• TASK INSTRUCTIONS
Would you set down every entry again, exactly as written?
---------- DATA
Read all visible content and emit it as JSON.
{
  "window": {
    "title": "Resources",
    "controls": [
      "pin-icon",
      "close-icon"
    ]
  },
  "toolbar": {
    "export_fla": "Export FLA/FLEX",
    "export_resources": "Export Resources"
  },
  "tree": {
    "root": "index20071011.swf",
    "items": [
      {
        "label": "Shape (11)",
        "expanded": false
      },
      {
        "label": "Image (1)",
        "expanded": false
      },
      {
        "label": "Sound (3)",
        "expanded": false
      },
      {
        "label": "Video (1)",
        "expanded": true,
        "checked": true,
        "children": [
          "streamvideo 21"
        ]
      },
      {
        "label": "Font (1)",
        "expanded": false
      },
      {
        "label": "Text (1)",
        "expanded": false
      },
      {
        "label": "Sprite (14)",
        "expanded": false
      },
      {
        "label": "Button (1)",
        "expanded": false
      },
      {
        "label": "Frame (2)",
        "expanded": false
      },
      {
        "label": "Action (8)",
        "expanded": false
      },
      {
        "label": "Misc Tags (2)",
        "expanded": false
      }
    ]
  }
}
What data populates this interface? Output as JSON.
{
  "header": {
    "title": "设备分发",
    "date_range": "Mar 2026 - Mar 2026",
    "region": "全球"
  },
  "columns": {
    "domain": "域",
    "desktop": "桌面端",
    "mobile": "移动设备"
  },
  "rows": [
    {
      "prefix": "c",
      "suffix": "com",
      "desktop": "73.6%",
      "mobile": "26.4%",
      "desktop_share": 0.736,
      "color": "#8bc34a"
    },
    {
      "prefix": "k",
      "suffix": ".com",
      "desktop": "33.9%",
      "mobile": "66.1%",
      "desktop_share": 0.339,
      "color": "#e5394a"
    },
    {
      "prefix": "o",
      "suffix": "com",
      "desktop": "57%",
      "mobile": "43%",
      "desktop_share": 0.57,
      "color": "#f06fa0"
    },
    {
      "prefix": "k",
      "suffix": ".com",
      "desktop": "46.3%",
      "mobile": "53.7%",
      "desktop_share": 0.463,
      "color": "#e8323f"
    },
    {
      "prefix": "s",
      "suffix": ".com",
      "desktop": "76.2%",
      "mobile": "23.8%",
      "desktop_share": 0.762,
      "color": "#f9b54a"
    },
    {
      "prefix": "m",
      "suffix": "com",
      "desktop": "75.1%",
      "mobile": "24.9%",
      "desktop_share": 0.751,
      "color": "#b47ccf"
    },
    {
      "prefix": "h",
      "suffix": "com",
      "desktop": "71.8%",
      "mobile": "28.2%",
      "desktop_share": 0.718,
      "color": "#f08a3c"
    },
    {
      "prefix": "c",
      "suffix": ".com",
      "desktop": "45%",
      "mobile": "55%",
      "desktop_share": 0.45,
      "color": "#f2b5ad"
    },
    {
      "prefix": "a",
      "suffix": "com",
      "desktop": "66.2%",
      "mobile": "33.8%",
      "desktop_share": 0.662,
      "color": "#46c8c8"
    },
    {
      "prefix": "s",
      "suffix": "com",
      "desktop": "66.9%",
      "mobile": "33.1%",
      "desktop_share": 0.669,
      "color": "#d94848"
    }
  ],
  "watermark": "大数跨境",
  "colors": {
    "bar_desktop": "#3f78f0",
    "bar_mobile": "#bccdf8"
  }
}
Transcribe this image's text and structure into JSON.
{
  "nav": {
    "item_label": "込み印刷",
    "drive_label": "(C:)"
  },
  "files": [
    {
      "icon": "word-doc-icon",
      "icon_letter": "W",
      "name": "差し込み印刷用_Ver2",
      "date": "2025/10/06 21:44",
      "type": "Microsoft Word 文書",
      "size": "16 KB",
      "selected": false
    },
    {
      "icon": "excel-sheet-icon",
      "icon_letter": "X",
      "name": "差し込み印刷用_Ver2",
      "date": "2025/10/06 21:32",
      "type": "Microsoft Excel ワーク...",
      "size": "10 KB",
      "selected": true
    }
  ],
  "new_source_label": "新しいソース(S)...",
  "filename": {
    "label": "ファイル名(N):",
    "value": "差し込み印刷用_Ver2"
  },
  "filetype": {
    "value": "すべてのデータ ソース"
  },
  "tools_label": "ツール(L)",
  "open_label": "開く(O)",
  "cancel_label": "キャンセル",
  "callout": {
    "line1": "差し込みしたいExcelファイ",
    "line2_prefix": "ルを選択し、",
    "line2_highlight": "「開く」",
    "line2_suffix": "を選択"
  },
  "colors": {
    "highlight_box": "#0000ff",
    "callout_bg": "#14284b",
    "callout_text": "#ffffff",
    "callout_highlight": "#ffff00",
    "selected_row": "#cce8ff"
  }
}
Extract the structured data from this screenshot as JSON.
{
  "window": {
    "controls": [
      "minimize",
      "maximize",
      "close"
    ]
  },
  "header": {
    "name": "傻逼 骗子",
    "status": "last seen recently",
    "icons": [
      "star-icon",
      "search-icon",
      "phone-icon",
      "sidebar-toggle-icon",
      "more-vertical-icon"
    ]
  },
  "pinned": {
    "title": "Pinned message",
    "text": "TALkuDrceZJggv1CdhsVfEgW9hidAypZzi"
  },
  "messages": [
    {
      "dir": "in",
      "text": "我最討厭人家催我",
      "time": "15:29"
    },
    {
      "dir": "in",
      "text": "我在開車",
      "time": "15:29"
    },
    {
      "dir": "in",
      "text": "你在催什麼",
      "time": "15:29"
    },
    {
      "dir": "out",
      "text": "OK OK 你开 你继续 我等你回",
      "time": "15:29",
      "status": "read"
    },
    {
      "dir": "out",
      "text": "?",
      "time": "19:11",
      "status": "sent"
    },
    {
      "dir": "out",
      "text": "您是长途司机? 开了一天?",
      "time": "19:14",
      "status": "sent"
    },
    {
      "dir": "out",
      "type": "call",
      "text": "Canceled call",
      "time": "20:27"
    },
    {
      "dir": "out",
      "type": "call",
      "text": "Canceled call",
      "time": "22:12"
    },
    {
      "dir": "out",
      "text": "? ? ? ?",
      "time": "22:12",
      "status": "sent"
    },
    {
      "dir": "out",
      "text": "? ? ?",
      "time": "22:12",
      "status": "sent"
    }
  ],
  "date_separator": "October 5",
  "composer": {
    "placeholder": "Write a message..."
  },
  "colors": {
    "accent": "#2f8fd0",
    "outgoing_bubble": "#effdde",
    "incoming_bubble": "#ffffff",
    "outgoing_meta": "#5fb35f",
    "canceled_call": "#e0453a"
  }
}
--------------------
• PROBLEM SOLUTION
Read all visible content and emit it as JSON.
{
  "window": {
    "title": "Resources",
    "controls": [
      "pin-icon",
      "close-icon"
    ]
  },
  "toolbar": {
    "export_fla": "Export FLA/FLEX",
    "export_resources": "Export Resources"
  },
  "tree": {
    "root": "index20071011.swf",
    "items": [
      {
        "label": "Shape (11)",
        "expanded": false
      },
      {
        "label": "Image (1)",
        "expanded": false
      },
      {
        "label": "Sound (3)",
        "expanded": false
      },
      {
        "label": "Video (1)",
        "expanded": true,
        "checked": true,
        "children": [
          "streamvideo 21"
        ]
      },
      {
        "label": "Font (1)",
        "expanded": false
      },
      {
        "label": "Text (1)",
        "expanded": false
      },
      {
        "label": "Sprite (14)",
        "expanded": false
      },
      {
        "label": "Button (1)",
        "expanded": false
      },
      {
        "label": "Frame (2)",
        "expanded": false
      },
      {
        "label": "Action (8)",
        "expanded": false
      },
      {
        "label": "Misc Tags (2)",
        "expanded": false
      }
    ]
  }
}
What data populates this interface? Output as JSON.
{
  "header": {
    "title": "设备分发",
    "date_range": "Mar 2026 - Mar 2026",
    "region": "全球"
  },
  "columns": {
    "domain": "域",
    "desktop": "桌面端",
    "mobile": "移动设备"
  },
  "rows": [
    {
      "prefix": "c",
      "suffix": "com",
      "desktop": "73.6%",
      "mobile": "26.4%",
      "desktop_share": 0.736,
      "color": "#8bc34a"
    },
    {
      "prefix": "k",
      "suffix": ".com",
      "desktop": "33.9%",
      "mobile": "66.1%",
      "desktop_share": 0.339,
      "color": "#e5394a"
    },
    {
      "prefix": "o",
      "suffix": "com",
      "desktop": "57%",
      "mobile": "43%",
      "desktop_share": 0.57,
      "color": "#f06fa0"
    },
    {
      "prefix": "k",
      "suffix": ".com",
      "desktop": "46.3%",
      "mobile": "53.7%",
      "desktop_share": 0.463,
      "color": "#e8323f"
    },
    {
      "prefix": "s",
      "suffix": ".com",
      "desktop": "76.2%",
      "mobile": "23.8%",
      "desktop_share": 0.762,
      "color": "#f9b54a"
    },
    {
      "prefix": "m",
      "suffix": "com",
      "desktop": "75.1%",
      "mobile": "24.9%",
      "desktop_share": 0.751,
      "color": "#b47ccf"
    },
    {
      "prefix": "h",
      "suffix": "com",
      "desktop": "71.8%",
      "mobile": "28.2%",
      "desktop_share": 0.718,
      "color": "#f08a3c"
    },
    {
      "prefix": "c",
      "suffix": ".com",
      "desktop": "45%",
      "mobile": "55%",
      "desktop_share": 0.45,
      "color": "#f2b5ad"
    },
    {
      "prefix": "a",
      "suffix": "com",
      "desktop": "66.2%",
      "mobile": "33.8%",
      "desktop_share": 0.662,
      "color": "#46c8c8"
    },
    {
      "prefix": "s",
      "suffix": "com",
      "desktop": "66.9%",
      "mobile": "33.1%",
      "desktop_share": 0.669,
      "color": "#d94848"
    }
  ],
  "watermark": "大数跨境",
  "colors": {
    "bar_desktop": "#3f78f0",
    "bar_mobile": "#bccdf8"
  }
}
Transcribe this image's text and structure into JSON.
{
  "nav": {
    "item_label": "込み印刷",
    "drive_label": "(C:)"
  },
  "files": [
    {
      "icon": "word-doc-icon",
      "icon_letter": "W",
      "name": "差し込み印刷用_Ver2",
      "date": "2025/10/06 21:44",
      "type": "Microsoft Word 文書",
      "size": "16 KB",
      "selected": false
    },
    {
      "icon": "excel-sheet-icon",
      "icon_letter": "X",
      "name": "差し込み印刷用_Ver2",
      "date": "2025/10/06 21:32",
      "type": "Microsoft Excel ワーク...",
      "size": "10 KB",
      "selected": true
    }
  ],
  "new_source_label": "新しいソース(S)...",
  "filename": {
    "label": "ファイル名(N):",
    "value": "差し込み印刷用_Ver2"
  },
  "filetype": {
    "value": "すべてのデータ ソース"
  },
  "tools_label": "ツール(L)",
  "open_label": "開く(O)",
  "cancel_label": "キャンセル",
  "callout": {
    "line1": "差し込みしたいExcelファイ",
    "line2_prefix": "ルを選択し、",
    "line2_highlight": "「開く」",
    "line2_suffix": "を選択"
  },
  "colors": {
    "highlight_box": "#0000ff",
    "callout_bg": "#14284b",
    "callout_text": "#ffffff",
    "callout_highlight": "#ffff00",
    "selected_row": "#cce8ff"
  }
}
Extract the structured data from this screenshot as JSON.
{
  "window": {
    "controls": [
      "minimize",
      "maximize",
      "close"
    ]
  },
  "header": {
    "name": "傻逼 骗子",
    "status": "last seen recently",
    "icons": [
      "star-icon",
      "search-icon",
      "phone-icon",
      "sidebar-toggle-icon",
      "more-vertical-icon"
    ]
  },
  "pinned": {
    "title": "Pinned message",
    "text": "TALkuDrceZJggv1CdhsVfEgW9hidAypZzi"
  },
  "messages": [
    {
      "dir": "in",
      "text": "我最討厭人家催我",
      "time": "15:29"
    },
    {
      "dir": "in",
      "text": "我在開車",
      "time": "15:29"
    },
    {
      "dir": "in",
      "text": "你在催什麼",
      "time": "15:29"
    },
    {
      "dir": "out",
      "text": "OK OK 你开 你继续 我等你回",
      "time": "15:29",
      "status": "read"
    },
    {
      "dir": "out",
      "text": "?",
      "time": "19:11",
      "status": "sent"
    },
    {
      "dir": "out",
      "text": "您是长途司机? 开了一天?",
      "time": "19:14",
      "status": "sent"
    },
    {
      "dir": "out",
      "type": "call",
      "text": "Canceled call",
      "time": "20:27"
    },
    {
      "dir": "out",
      "type": "call",
      "text": "Canceled call",
      "time": "22:12"
    },
    {
      "dir": "out",
      "text": "? ? ? ?",
      "time": "22:12",
      "status": "sent"
    },
    {
      "dir": "out",
      "text": "? ? ?",
      "time": "22:12",
      "status": "sent"
    }
  ],
  "date_separator": "October 5",
  "composer": {
    "placeholder": "Write a message..."
  },
  "colors": {
    "accent": "#2f8fd0",
    "outgoing_bubble": "#effdde",
    "incoming_bubble": "#ffffff",
    "outgoing_meta": "#5fb35f",
    "canceled_call": "#e0453a"
  }
}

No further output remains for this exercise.